▸ Data provided:
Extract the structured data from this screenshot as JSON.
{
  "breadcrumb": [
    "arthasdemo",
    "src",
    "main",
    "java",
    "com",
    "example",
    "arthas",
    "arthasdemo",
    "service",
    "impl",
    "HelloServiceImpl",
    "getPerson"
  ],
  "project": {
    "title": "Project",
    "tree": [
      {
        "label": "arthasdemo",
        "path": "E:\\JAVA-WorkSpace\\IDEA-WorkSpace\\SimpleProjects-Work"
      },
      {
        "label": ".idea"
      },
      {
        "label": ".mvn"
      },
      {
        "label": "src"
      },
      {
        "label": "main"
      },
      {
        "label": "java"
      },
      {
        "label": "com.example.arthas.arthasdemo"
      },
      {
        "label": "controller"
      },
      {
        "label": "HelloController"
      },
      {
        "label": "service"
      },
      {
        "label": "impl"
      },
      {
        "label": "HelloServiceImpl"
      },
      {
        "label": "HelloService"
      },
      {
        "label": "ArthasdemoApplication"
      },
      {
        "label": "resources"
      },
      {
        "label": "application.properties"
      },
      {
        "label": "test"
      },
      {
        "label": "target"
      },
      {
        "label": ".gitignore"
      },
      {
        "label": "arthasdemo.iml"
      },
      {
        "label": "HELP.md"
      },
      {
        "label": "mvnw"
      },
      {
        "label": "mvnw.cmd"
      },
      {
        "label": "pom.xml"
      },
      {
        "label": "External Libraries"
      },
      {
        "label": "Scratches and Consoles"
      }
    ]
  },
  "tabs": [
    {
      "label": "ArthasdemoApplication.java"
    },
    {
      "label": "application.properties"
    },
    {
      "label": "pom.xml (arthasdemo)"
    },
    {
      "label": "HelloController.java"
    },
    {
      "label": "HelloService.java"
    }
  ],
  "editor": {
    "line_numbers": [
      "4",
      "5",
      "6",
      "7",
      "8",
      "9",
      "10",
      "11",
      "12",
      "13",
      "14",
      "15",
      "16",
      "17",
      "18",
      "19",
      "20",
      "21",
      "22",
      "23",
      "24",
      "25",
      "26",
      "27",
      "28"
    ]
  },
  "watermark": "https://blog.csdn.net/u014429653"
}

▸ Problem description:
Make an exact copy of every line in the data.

▸ Exercise answer:
Extract the structured data from this screenshot as JSON.
{
  "breadcrumb": [
    "arthasdemo",
    "src",
    "main",
    "java",
    "com",
    "example",
    "arthas",
    "arthasdemo",
    "service",
    "impl",
    "HelloServiceImpl",
    "getPerson"
  ],
  "project": {
    "title": "Project",
    "tree": [
      {
        "label": "arthasdemo",
        "path": "E:\\JAVA-WorkSpace\\IDEA-WorkSpace\\SimpleProjects-Work"
      },
      {
        "label": ".idea"
      },
      {
        "label": ".mvn"
      },
      {
        "label": "src"
      },
      {
        "label": "main"
      },
      {
        "label": "java"
      },
      {
        "label": "com.example.arthas.arthasdemo"
      },
      {
        "label": "controller"
      },
      {
        "label": "HelloController"
      },
      {
        "label": "service"
      },
      {
        "label": "impl"
      },
      {
        "label": "HelloServiceImpl"
      },
      {
        "label": "HelloService"
      },
      {
        "label": "ArthasdemoApplication"
      },
      {
        "label": "resources"
      },
      {
        "label": "application.properties"
      },
      {
        "label": "test"
      },
      {
        "label": "target"
      },
      {
        "label": ".gitignore"
      },
      {
        "label": "arthasdemo.iml"
      },
      {
        "label": "HELP.md"
      },
      {
        "label": "mvnw"
      },
      {
        "label": "mvnw.cmd"
      },
      {
        "label": "pom.xml"
      },
      {
        "label": "External Libraries"
      },
      {
        "label": "Scratches and Consoles"
      }
    ]
  },
  "tabs": [
    {
      "label": "ArthasdemoApplication.java"
    },
    {
      "label": "application.properties"
    },
    {
      "label": "pom.xml (arthasdemo)"
    },
    {
      "label": "HelloController.java"
    },
    {
      "label": "HelloService.java"
    }
  ],
  "editor": {
    "line_numbers": [
      "4",
      "5",
      "6",
      "7",
      "8",
      "9",
      "10",
      "11",
      "12",
      "13",
      "14",
      "15",
      "16",
      "17",
      "18",
      "19",
      "20",
      "21",
      "22",
      "23",
      "24",
      "25",
      "26",
      "27",
      "28"
    ]
  },
  "watermark": "https://blog.csdn.net/u014429653"
}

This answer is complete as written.